PROBLEM TO WORK ON
The answer must consist solely of the lines from the one containing "Give me the JSON representation of this screenshot's text" through the last line of the records, set down exactly and without any pictures.

LISTED ENTRIES
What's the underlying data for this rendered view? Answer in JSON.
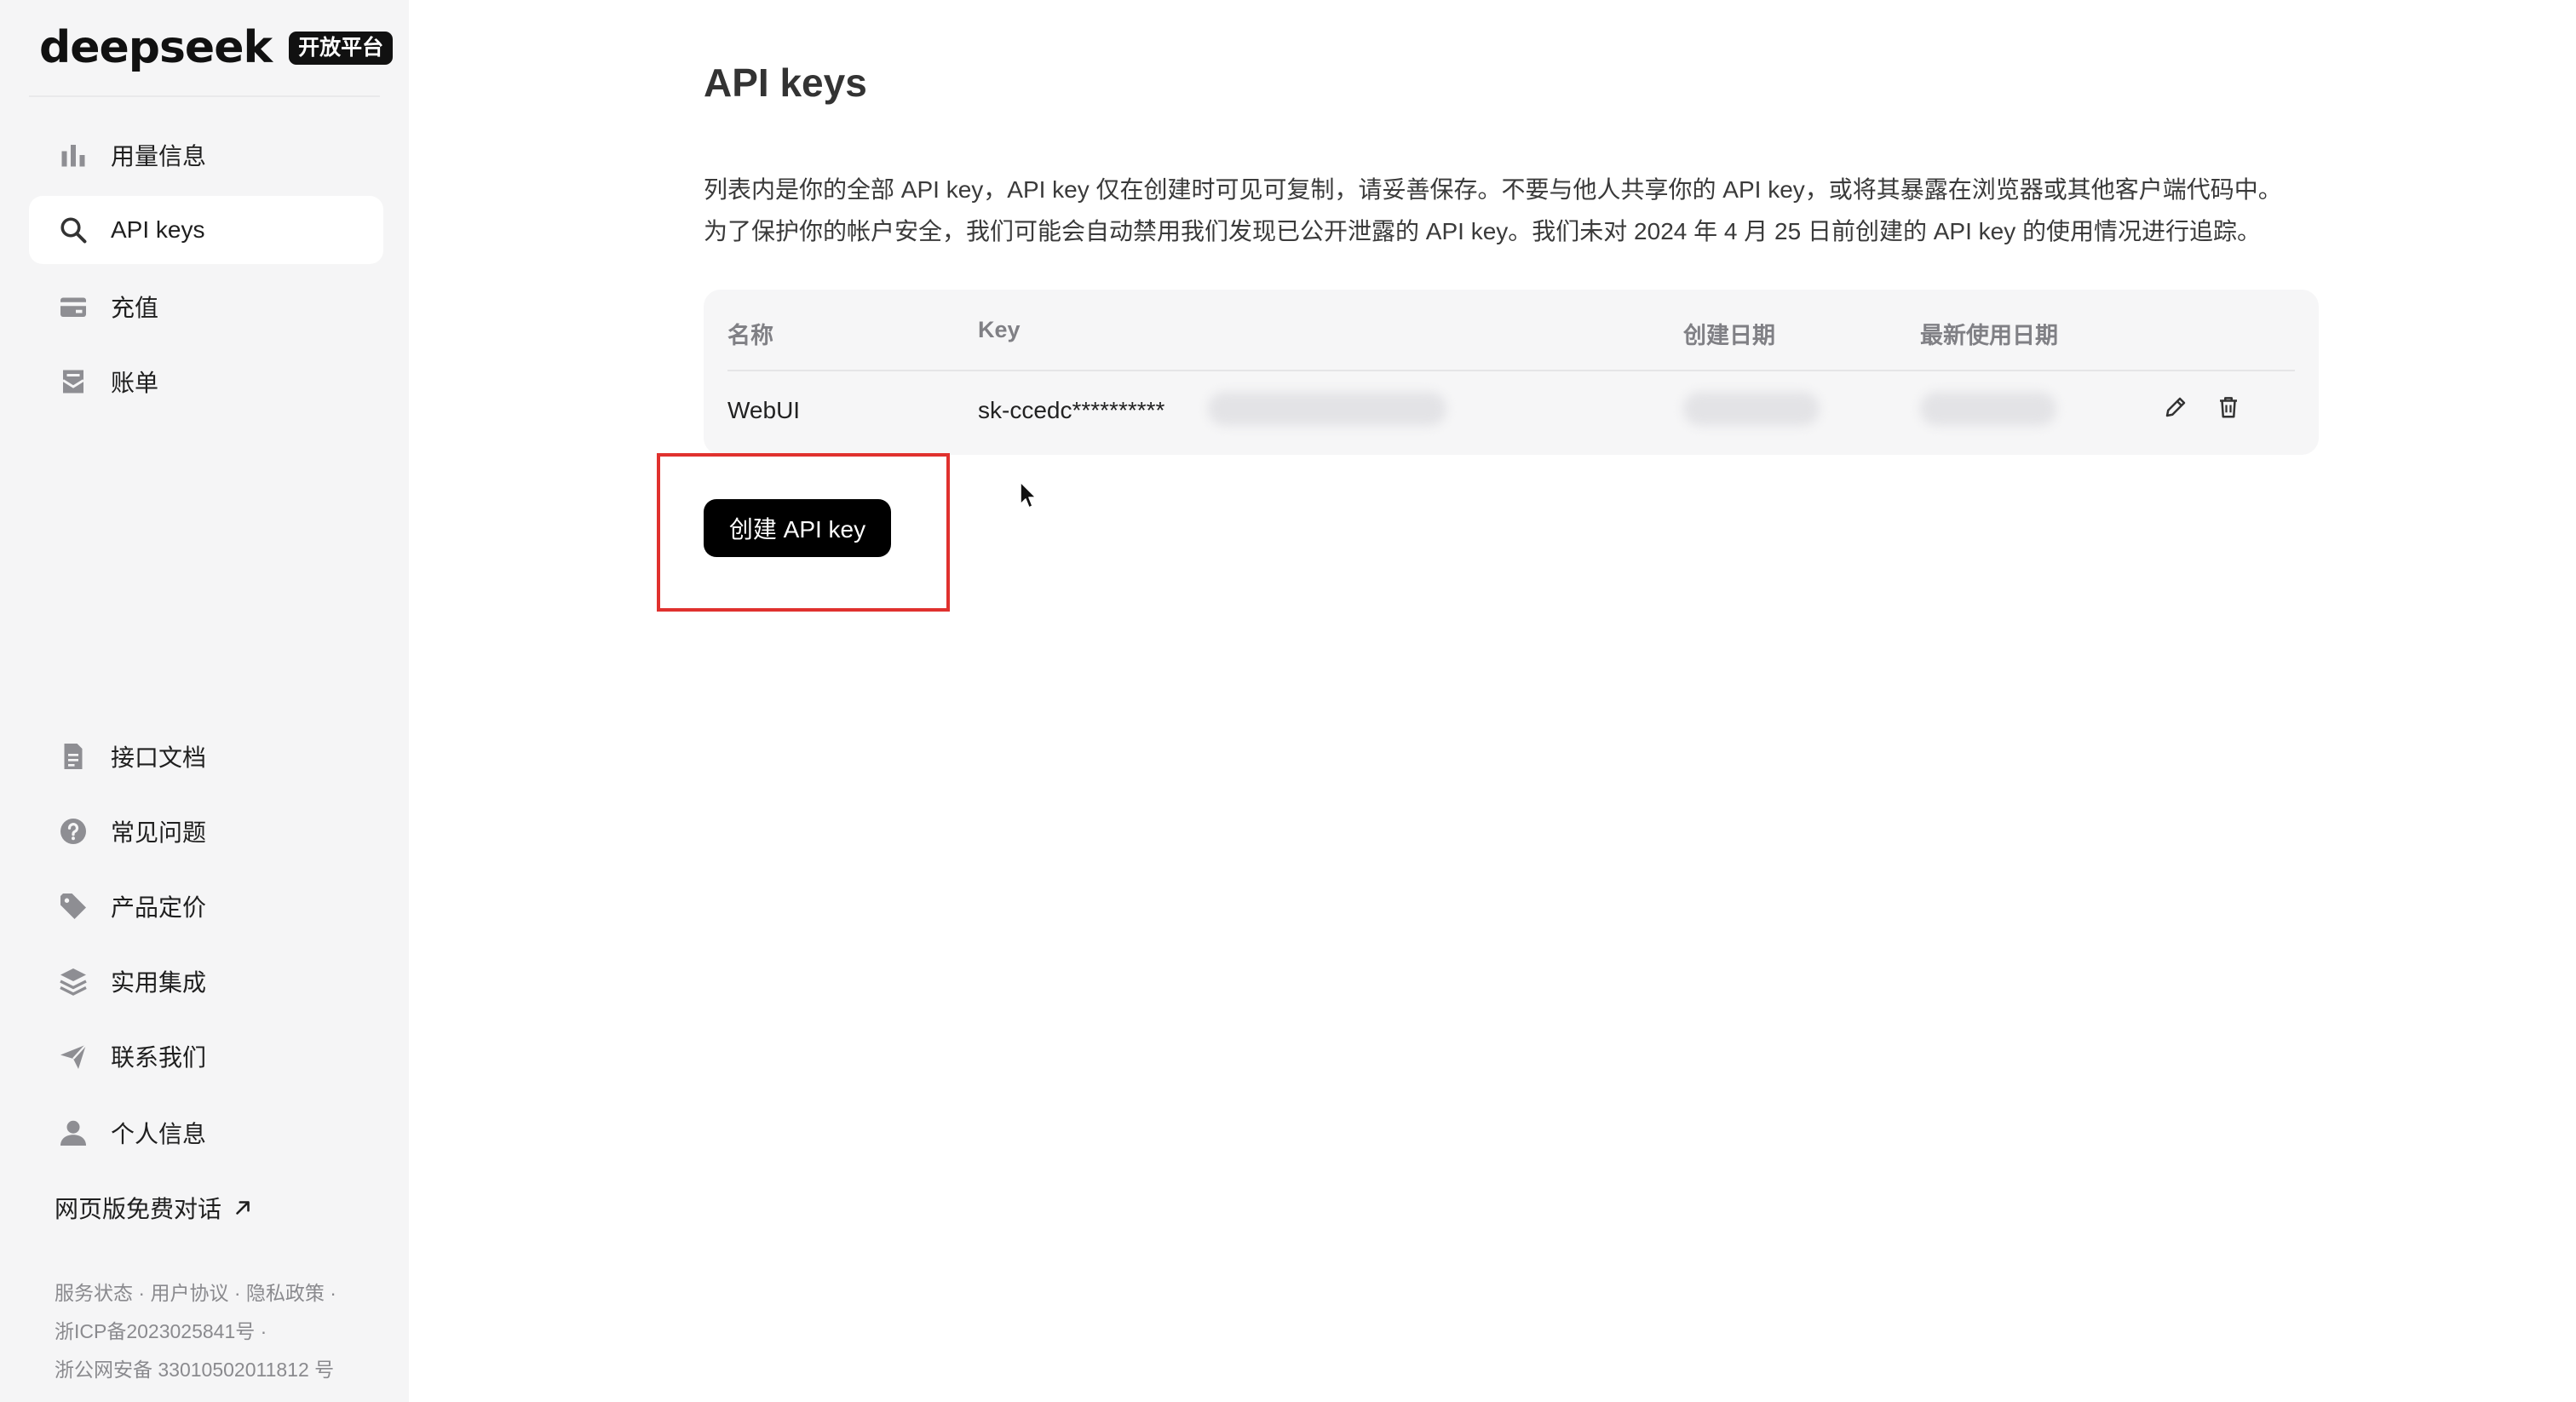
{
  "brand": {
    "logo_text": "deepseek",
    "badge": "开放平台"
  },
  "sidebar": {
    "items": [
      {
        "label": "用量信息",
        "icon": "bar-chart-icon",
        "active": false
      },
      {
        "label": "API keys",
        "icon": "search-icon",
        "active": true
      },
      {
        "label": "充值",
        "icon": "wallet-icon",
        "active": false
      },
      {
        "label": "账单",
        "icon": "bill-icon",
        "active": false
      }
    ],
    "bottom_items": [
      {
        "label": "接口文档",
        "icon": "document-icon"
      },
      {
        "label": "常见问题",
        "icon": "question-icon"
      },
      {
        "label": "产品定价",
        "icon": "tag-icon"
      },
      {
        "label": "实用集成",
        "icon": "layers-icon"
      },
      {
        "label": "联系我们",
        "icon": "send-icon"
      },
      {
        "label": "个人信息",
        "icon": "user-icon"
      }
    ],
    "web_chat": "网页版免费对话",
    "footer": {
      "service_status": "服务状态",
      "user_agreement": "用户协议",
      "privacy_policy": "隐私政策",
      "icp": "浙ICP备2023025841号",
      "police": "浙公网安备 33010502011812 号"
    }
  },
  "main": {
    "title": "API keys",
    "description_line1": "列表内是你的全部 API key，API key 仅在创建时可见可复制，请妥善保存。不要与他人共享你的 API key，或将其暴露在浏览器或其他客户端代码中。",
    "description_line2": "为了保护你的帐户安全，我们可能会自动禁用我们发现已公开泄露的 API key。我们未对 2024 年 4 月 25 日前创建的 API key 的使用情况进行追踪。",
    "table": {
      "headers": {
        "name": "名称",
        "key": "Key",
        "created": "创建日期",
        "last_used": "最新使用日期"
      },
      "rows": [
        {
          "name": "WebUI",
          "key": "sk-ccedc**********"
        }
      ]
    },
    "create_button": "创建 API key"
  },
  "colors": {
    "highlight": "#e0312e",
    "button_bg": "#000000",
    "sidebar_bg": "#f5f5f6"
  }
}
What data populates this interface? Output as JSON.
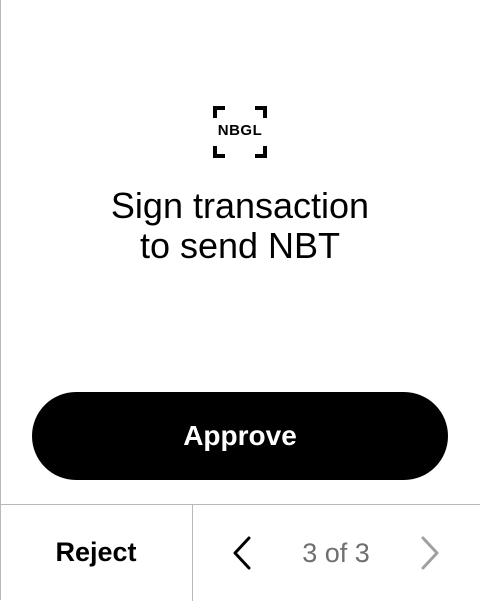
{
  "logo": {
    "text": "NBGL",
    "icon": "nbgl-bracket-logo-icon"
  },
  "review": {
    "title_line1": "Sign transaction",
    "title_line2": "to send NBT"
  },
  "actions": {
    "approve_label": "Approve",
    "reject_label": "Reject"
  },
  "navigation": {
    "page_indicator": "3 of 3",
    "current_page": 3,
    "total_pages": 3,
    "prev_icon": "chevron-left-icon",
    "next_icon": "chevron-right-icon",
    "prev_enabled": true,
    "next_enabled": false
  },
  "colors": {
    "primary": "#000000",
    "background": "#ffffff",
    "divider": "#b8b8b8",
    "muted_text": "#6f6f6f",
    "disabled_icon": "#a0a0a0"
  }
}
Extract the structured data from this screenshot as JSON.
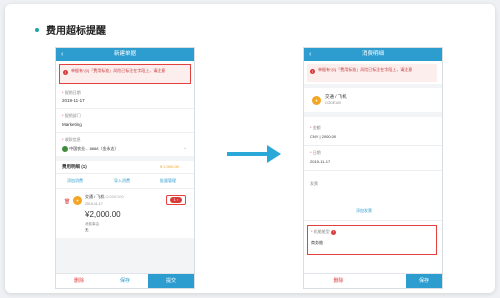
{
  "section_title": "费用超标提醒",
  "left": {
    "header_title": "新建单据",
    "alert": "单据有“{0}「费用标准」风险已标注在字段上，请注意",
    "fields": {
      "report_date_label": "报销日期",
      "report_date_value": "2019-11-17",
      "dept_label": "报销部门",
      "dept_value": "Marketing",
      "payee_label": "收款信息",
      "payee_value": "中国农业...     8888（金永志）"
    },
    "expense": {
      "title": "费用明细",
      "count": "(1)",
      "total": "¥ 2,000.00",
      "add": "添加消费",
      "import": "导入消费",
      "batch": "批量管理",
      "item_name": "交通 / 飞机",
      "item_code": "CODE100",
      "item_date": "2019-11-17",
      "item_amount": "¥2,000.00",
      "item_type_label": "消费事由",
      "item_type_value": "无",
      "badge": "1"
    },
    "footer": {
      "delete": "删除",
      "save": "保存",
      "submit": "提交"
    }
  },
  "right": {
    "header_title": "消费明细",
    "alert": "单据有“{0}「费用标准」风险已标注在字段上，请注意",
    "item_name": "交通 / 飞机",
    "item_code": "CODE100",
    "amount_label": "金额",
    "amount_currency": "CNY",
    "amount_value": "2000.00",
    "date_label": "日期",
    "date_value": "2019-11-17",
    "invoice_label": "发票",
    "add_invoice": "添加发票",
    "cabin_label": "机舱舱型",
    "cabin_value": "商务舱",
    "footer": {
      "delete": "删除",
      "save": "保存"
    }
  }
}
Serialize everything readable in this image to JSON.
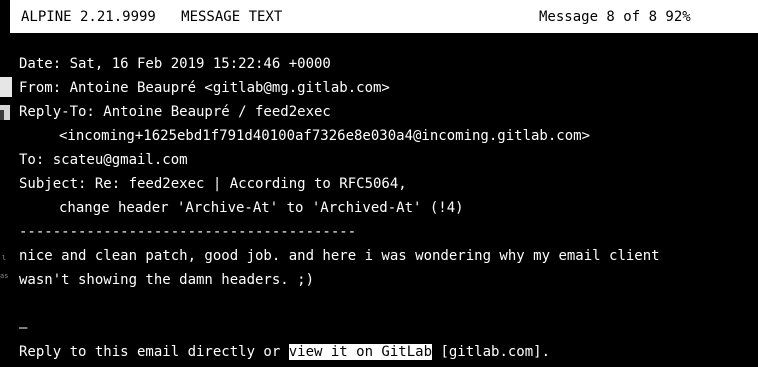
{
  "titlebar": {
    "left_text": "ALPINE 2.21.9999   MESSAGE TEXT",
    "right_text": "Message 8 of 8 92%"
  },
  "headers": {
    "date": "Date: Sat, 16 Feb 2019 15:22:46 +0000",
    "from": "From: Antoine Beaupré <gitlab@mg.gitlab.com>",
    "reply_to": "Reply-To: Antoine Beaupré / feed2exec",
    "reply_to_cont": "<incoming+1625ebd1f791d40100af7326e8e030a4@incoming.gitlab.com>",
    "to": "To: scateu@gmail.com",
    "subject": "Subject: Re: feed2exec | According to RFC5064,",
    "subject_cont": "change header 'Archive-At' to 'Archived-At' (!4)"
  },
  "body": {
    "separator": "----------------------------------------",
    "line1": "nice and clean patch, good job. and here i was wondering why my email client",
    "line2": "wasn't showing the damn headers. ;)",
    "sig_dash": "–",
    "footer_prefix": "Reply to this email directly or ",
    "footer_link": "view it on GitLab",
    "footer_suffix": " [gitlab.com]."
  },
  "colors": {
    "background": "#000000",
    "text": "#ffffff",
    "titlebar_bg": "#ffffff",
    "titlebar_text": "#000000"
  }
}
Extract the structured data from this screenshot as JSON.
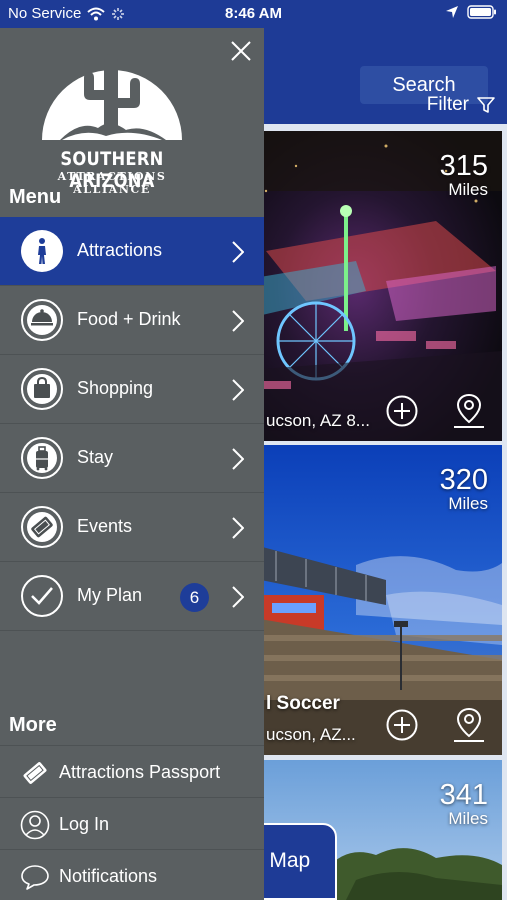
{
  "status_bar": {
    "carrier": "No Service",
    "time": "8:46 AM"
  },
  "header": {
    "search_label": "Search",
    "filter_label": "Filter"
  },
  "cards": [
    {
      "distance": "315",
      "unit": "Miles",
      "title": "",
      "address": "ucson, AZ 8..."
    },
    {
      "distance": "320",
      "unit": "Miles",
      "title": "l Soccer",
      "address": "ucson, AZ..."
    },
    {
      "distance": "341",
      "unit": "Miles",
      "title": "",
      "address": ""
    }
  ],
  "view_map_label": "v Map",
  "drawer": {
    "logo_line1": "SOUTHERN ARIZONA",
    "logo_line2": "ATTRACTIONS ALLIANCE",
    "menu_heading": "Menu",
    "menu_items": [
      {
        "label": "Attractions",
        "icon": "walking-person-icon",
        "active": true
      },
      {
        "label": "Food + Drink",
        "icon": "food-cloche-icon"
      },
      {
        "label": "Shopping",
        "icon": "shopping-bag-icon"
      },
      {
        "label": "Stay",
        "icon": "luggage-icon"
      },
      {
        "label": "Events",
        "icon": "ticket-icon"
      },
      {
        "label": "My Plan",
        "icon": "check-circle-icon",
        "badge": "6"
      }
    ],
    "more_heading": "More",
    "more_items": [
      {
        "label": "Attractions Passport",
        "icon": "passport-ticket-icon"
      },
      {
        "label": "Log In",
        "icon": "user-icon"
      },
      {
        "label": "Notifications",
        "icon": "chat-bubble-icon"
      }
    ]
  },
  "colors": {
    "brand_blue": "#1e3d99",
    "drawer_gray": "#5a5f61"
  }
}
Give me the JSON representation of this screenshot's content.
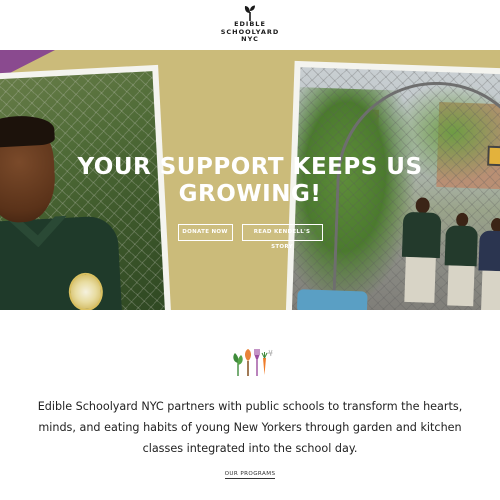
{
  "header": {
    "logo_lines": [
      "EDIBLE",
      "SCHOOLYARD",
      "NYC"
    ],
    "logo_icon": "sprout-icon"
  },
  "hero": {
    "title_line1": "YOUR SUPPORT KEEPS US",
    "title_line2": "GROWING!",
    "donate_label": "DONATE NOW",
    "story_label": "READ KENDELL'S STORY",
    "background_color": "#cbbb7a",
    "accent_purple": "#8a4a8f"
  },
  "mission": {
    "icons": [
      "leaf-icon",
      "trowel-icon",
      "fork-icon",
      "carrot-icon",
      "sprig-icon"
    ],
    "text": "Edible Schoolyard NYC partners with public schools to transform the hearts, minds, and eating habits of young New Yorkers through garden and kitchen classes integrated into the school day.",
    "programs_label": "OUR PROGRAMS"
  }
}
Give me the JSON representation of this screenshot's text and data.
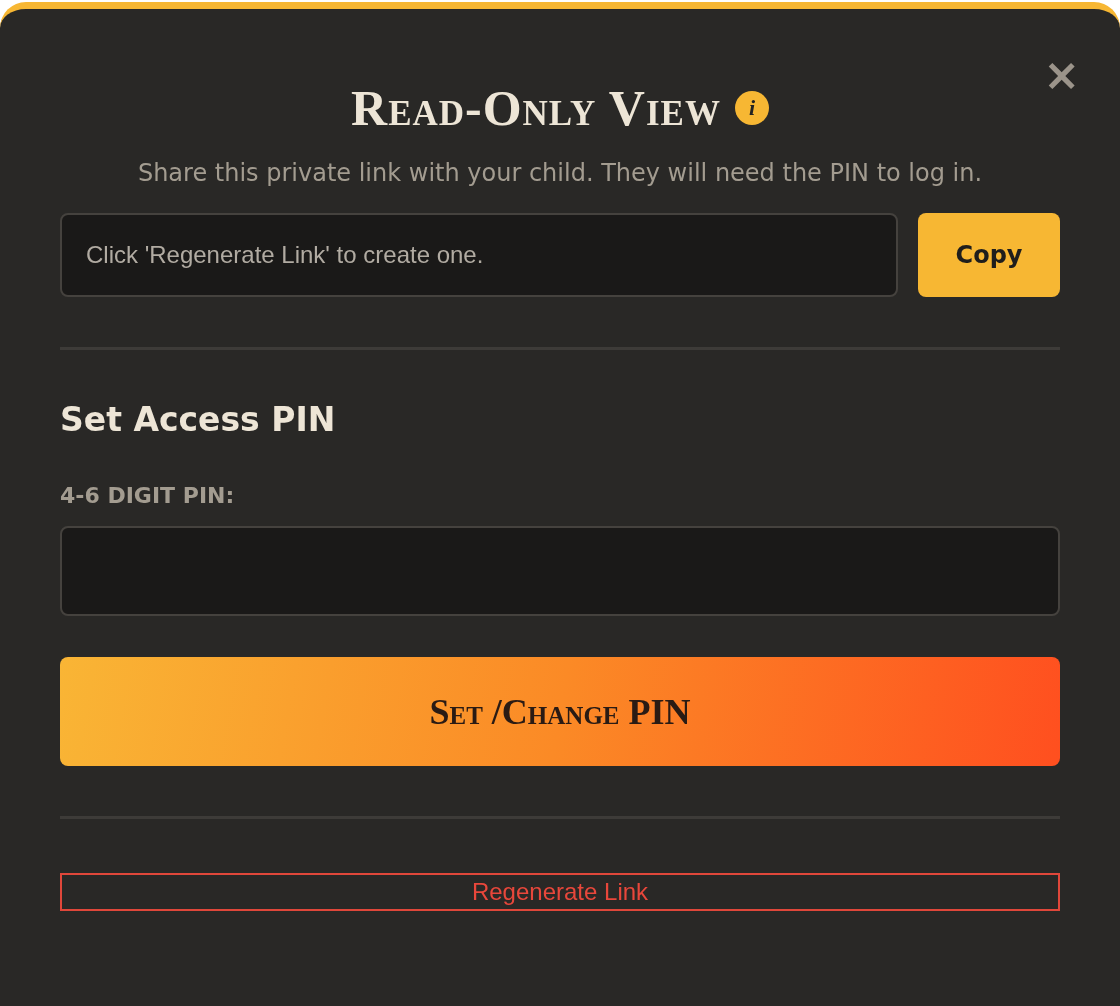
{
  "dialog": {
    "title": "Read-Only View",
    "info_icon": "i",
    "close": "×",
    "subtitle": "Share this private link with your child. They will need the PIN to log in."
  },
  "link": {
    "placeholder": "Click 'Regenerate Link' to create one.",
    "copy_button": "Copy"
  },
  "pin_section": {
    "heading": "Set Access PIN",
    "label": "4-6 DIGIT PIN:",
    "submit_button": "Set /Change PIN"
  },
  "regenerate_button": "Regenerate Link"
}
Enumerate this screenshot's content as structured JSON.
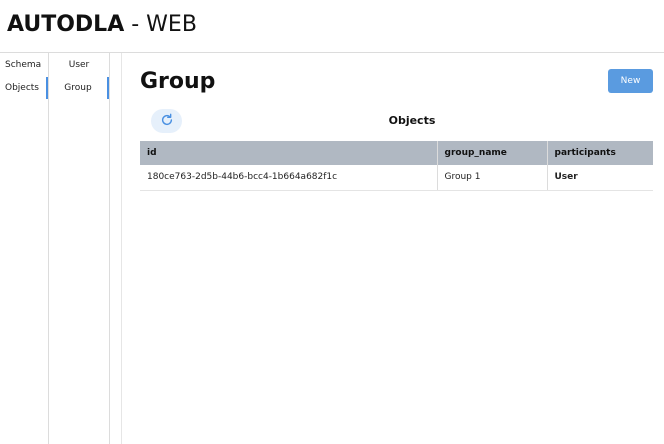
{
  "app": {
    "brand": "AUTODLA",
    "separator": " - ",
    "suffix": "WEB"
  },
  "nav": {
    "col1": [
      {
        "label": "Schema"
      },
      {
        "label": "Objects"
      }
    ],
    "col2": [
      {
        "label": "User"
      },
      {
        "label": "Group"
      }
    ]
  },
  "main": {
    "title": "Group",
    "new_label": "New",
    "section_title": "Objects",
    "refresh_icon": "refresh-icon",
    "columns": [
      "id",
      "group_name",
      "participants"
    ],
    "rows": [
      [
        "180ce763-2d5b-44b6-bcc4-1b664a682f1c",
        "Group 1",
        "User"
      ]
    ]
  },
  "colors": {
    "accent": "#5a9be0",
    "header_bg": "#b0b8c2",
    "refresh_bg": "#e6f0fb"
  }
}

RESPONSE FOR THIS EXERCISE
Give me the JSON representation of this screenshot's text and data.
{
  "dialog": {
    "title": "Read-Only View",
    "info_icon": "i",
    "close": "×",
    "subtitle": "Share this private link with your child. They will need the PIN to log in."
  },
  "link": {
    "placeholder": "Click 'Regenerate Link' to create one.",
    "copy_button": "Copy"
  },
  "pin_section": {
    "heading": "Set Access PIN",
    "label": "4-6 DIGIT PIN:",
    "submit_button": "Set /Change PIN"
  },
  "regenerate_button": "Regenerate Link"
}
Enumerate this screenshot's content as structured JSON.
{
  "app": {
    "brand": "AUTODLA",
    "separator": " - ",
    "suffix": "WEB"
  },
  "nav": {
    "col1": [
      {
        "label": "Schema"
      },
      {
        "label": "Objects"
      }
    ],
    "col2": [
      {
        "label": "User"
      },
      {
        "label": "Group"
      }
    ]
  },
  "main": {
    "title": "Group",
    "new_label": "New",
    "section_title": "Objects",
    "refresh_icon": "refresh-icon",
    "columns": [
      "id",
      "group_name",
      "participants"
    ],
    "rows": [
      [
        "180ce763-2d5b-44b6-bcc4-1b664a682f1c",
        "Group 1",
        "User"
      ]
    ]
  },
  "colors": {
    "accent": "#5a9be0",
    "header_bg": "#b0b8c2",
    "refresh_bg": "#e6f0fb"
  }
}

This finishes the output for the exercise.